Introduction

There are a few things that you will need, but the most important ones are dedication and an idea. Making a skin takes a lot of time and can be frustrating, especially when things don’t work the way you want them to. You will need an image editor that supports transparency and, optionally, an audio editor. The following are recommendations, but any software you choose will probably work.

If you go with Paint.NET you should grab some plugins, they add a lot of great options. These are the plugins that I use. It is recommend for you to know how to use your image editor, I won’t be able to show you how to do things in your specific editor, there are just way too many programs. You can search for some tutorials online if you are having trouble with something.

Information and Help

The most important source of information is the skinnable files list. It contains basic information about all known skinnable files. However, not all elements have complete information. Therefore, it’s a good idea to look at other skins, both for inspiration and to figure out how the skinner achieves certain things. Completed skins can be found in the Completed Skins Compendium. osu!’s default skin is also a good starting point, though some newly added elements may be missing.

Other useful information can be found in the important guides and threads post. The Skin Checker can help identify any missing files in the skin’s folder.

For additional help, look around in the main skinning forum, or join the skinship discord server.

Themes and Concepts

You can pick whatever theme you like, just remember to stick to the rules if you plan to post it on the skinning forum. If you don’t have a theme you can just mess around in your image editor until you create something you like or you can try to find some inspiration. You can get inspiration from pretty much anywhere. Some people like to look at other players skins, some take inspiration from art they find online, or even from real life.

Once you have a theme you should consider if it’s a good theme. There are two major points for this. Do you have the needed skill? Are there enough resources if you depend on those? It isn’t a good idea to do something that is far beyond your skill level. Sure, you need to learn new things at some point, but try to learn things that are just a bit over your skill level first, its likely that it will fail otherwise. The second criteria mostly applies to anime skins. It’s quite hard to do a skin about a character if there is barely any artwork of that character, unless you know how to create the required artwork yourself. You could try to use screenshots from the anime the character is from, but that can be a problem as well, especially if the character is just a side character with not much screen time.

Once you have your theme you should think of a concept. Just starting without any plan will probably result in wasted work. Your concept should have the following:

HD/SD elements, Aspect Ratios and Resolution

There are HD and SD elements. HD elements have the suffix @2x and are exactly double the size of the SD image. If an image is e.g. 128x128 in SD, then it will be 256x256 in HD.

It’s highly recommended to skin in HD, because it will look a lot sharper in game and you can easily convert them to SD. Please note that the skinnable files list only shows both SD and HD sizes! It’s important to note that HD images are only used by osu if it runs with at least 800px height, however, if no HD image is present for a file it will use SD image instead if available.

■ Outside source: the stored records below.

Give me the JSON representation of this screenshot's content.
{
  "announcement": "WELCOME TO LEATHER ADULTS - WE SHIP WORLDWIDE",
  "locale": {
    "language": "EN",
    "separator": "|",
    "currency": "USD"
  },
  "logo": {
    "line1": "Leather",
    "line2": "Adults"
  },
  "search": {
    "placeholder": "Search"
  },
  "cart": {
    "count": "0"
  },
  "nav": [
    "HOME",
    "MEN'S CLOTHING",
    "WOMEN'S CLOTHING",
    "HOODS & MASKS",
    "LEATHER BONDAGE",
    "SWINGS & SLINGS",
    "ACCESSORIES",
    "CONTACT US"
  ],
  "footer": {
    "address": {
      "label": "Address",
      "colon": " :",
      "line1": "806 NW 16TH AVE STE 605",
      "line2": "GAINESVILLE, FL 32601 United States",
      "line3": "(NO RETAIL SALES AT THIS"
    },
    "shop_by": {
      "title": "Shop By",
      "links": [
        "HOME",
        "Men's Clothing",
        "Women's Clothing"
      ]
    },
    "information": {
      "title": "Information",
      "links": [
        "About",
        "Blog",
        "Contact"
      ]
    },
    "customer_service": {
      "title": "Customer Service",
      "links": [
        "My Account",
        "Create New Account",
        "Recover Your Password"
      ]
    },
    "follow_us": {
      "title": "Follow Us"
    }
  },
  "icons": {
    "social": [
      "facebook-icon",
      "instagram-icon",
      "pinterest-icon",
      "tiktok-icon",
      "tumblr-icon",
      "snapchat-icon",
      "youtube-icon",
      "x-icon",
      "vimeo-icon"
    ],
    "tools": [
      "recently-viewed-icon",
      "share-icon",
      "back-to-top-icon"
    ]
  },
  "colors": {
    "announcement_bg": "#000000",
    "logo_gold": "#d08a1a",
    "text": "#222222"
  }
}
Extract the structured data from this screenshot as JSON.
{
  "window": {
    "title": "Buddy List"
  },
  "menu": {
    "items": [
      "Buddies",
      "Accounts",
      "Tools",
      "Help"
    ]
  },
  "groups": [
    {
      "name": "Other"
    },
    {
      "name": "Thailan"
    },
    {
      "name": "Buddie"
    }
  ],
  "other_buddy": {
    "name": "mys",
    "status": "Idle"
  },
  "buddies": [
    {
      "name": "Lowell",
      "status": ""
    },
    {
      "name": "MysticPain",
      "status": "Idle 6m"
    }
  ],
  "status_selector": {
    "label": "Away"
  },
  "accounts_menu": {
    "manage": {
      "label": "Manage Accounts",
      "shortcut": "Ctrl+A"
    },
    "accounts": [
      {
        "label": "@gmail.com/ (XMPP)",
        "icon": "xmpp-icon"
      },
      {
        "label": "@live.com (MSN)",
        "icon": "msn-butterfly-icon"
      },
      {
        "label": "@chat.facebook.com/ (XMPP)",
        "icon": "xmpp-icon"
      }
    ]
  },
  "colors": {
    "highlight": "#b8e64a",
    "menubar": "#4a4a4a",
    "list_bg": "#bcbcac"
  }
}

There is a way to force osu to use HD elements, even if your resolution is below 800px. Open your osu!.PCUSERNAME.cfg (found in the root of your osu! folder) and set HighResolution: 1. This may increase the load on weaker systems, but you can always set this back to 0 if you feel like it affects your performance while playing.

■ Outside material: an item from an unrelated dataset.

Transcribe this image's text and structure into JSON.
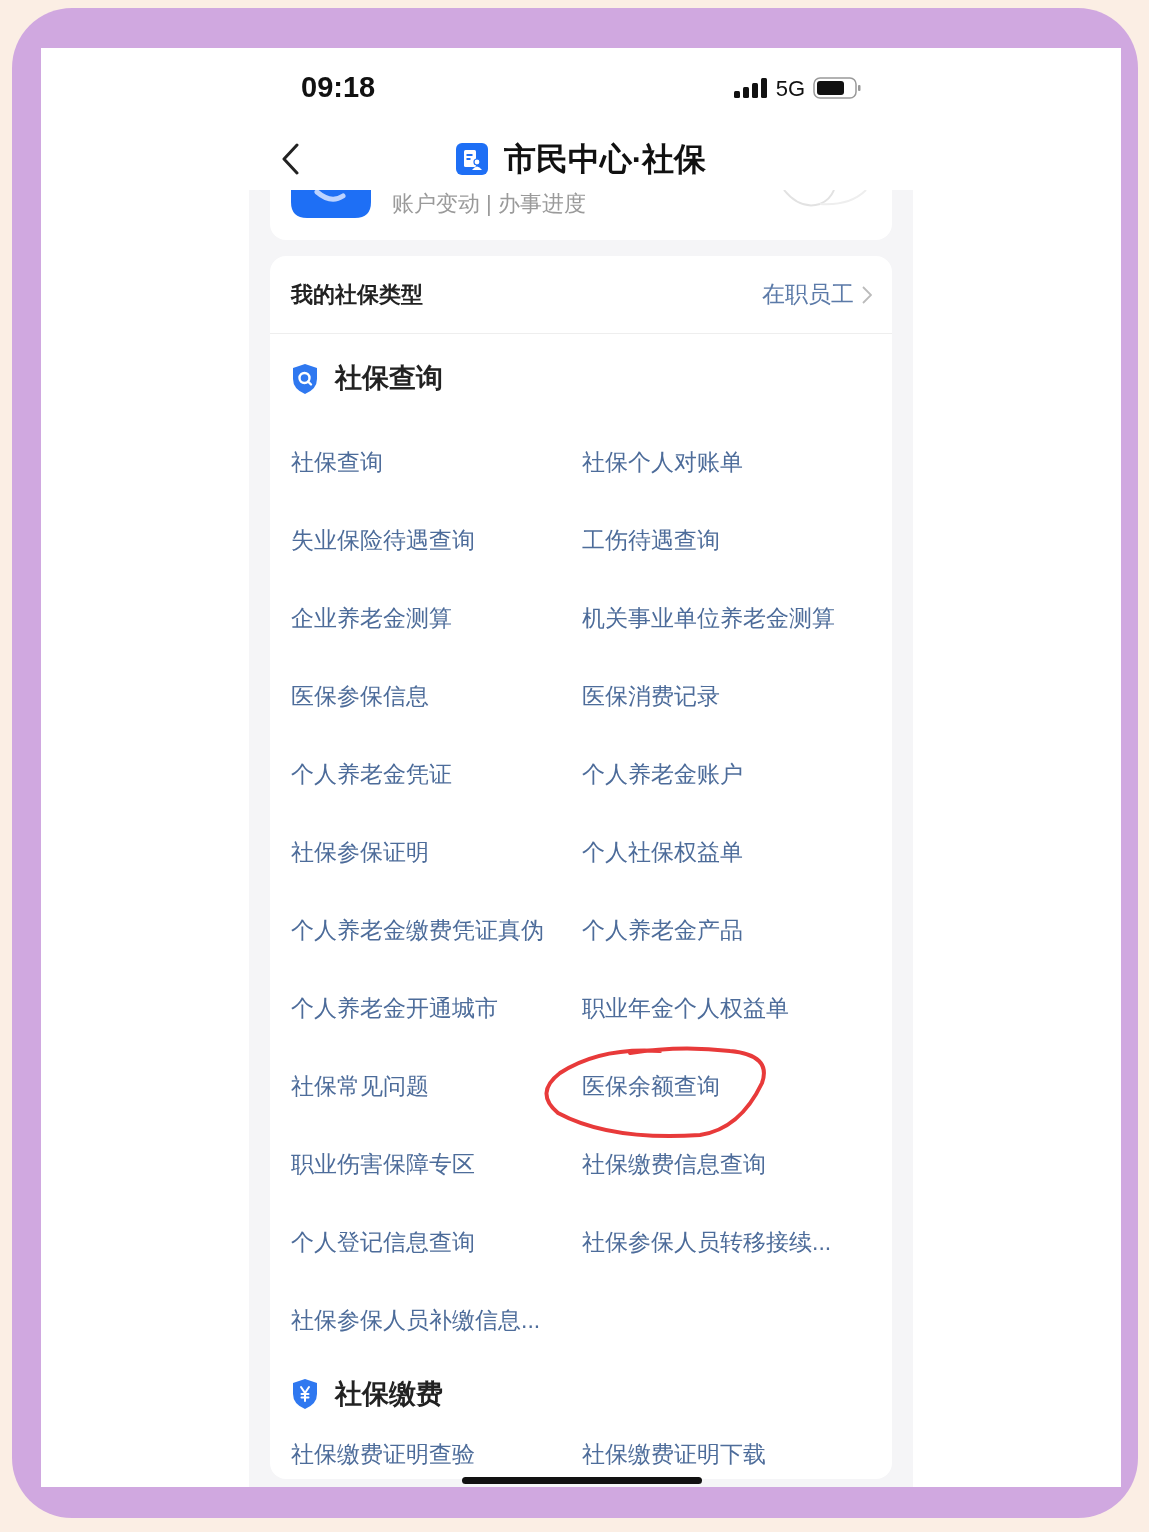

A common mistake is to skin in SD and then upscale the image to HD afterwards. Do not do this. There is no reason to do this, because you won’t increase the image quality by upscaling. You should create the HD elements first and then downscale them to SD. Though, this can become annoying, especially if you have your skin finished and you need to downscale 200+ images, that’s why there are programs that will do the downscaling for you, e.g. Image Scaler by Roan.

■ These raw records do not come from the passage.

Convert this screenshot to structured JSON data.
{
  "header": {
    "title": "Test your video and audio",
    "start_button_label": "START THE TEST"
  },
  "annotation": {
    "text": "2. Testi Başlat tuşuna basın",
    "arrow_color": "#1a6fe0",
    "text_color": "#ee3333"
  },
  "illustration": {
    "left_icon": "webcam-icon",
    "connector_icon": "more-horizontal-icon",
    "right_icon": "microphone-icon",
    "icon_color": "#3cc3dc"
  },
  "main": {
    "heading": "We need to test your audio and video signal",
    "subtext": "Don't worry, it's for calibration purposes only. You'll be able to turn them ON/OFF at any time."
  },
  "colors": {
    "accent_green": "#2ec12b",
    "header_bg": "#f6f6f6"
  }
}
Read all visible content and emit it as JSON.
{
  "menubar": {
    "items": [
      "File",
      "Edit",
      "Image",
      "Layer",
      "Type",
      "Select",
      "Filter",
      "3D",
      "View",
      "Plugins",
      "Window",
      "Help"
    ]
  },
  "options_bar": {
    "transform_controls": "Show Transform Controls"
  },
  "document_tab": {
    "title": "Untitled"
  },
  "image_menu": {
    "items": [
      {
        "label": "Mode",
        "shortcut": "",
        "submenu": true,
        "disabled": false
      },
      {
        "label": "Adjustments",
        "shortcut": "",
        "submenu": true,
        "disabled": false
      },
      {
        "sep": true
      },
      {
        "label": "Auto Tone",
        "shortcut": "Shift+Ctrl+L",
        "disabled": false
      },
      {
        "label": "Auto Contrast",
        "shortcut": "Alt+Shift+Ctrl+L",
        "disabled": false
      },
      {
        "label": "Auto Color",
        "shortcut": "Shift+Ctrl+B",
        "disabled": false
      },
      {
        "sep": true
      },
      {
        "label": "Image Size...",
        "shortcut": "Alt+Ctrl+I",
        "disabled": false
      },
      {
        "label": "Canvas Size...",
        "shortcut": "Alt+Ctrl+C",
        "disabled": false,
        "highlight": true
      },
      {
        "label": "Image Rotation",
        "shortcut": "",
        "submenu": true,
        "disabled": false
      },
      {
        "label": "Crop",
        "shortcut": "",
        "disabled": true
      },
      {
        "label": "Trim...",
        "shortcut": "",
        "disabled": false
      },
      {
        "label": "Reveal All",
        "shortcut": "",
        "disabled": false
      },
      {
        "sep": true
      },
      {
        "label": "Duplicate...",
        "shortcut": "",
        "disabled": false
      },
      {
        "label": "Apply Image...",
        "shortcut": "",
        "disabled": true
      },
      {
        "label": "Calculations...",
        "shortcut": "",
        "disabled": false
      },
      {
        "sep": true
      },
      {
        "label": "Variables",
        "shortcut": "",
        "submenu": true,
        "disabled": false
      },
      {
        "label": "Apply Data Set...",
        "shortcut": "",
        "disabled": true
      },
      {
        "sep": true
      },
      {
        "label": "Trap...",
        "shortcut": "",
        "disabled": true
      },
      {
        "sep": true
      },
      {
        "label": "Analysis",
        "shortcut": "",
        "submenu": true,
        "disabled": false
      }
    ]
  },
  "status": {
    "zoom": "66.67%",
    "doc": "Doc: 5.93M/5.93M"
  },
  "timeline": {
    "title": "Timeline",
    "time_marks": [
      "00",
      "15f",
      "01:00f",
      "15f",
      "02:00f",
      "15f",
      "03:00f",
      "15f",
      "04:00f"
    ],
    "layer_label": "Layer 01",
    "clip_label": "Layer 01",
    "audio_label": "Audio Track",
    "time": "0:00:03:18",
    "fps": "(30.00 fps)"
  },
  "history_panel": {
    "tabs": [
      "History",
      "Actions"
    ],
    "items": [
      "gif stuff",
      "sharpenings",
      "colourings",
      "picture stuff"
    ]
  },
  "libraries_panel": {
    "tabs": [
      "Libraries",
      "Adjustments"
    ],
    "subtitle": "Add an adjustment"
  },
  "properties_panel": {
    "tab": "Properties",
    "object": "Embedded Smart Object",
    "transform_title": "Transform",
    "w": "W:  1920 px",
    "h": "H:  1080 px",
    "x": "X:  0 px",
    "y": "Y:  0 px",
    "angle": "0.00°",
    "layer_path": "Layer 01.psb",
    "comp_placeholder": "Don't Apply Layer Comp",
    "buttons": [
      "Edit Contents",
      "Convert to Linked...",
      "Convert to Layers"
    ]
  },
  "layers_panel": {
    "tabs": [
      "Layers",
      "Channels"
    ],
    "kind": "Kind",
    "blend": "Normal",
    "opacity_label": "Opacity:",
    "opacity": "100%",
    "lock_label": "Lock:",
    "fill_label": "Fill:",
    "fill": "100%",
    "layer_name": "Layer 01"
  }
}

Resolution doesn’t really matter for skinning, all it does is determine what elements to use (HD/SD). What really matters for some parts of a skin is the aspect ratio. Some elements need to be adjusted depending on the aspect ratio. It’s recommended to try to support 16:9 and 16:10 in your skin, since those two are the most used ones. Many people are using 4:3, but skinning for this aspect ratio is kind of annoying, which is why I won’t go over it. Just read how to convert 16:9 skins to 16:10 skins and you should be able to do the 4:3 conversion yourself, if you so desire.

Anchor/Origin Points and Layering

Visualization of origin points

Every element in osu! has an anchor point, which is listed in the skinnable files list. As a consequence of rendering order (the order in which osu! displays images), some elements will appear as if they were above or below other elements. Just remember this, because later on you will need it to understand how some of the gimmicks work. The anchor points that are listed on the spreadsheet will always tell you from where the image will spread, but you also need to consider where an image is placed in the client. The main anchor points being one of the top corners of the file or its centre:

Images that, for example, have their anchor point set as bottom left can’t extend to the left. This means that an element would not be able to reach all places of the screen, unless it’s placed near the left border of the window, as shown below:

Visualization of bottom left origin points

General Tips

Last but not least, a few general tips. Some of these things may seem mundane, but some of you might not know about these.